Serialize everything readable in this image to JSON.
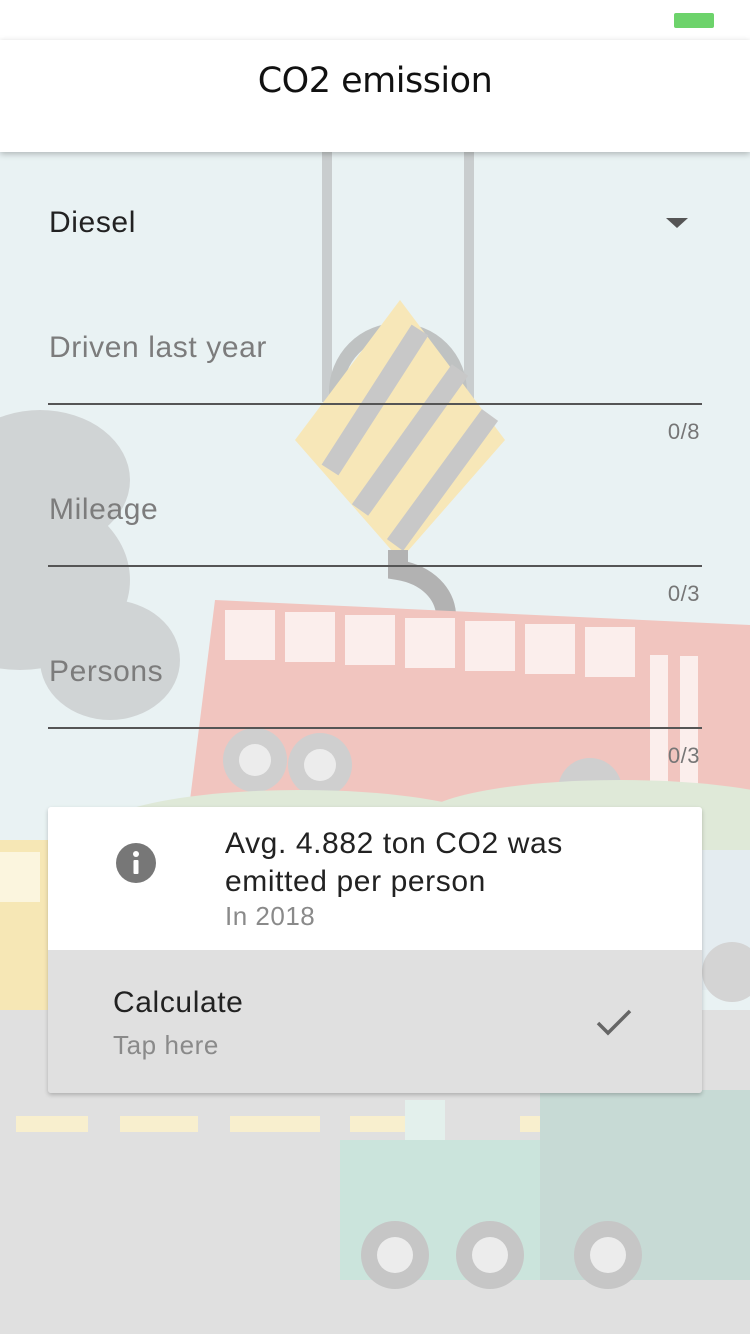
{
  "app": {
    "title": "CO2 emission",
    "battery_color": "#6dd36b"
  },
  "form": {
    "fuel_type": {
      "value": "Diesel"
    },
    "fields": [
      {
        "placeholder": "Driven last year",
        "counter": "0/8"
      },
      {
        "placeholder": "Mileage",
        "counter": "0/3"
      },
      {
        "placeholder": "Persons",
        "counter": "0/3"
      }
    ]
  },
  "info": {
    "icon": "info-icon",
    "text": "Avg. 4.882 ton CO2 was emitted per person",
    "subtext": "In 2018"
  },
  "calculate": {
    "title": "Calculate",
    "subtitle": "Tap here",
    "icon": "check-icon"
  }
}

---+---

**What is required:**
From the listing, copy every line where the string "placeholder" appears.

**Solved exercise:**
        "placeholder": "Driven last year",
        "placeholder": "Mileage",
        "placeholder": "Persons",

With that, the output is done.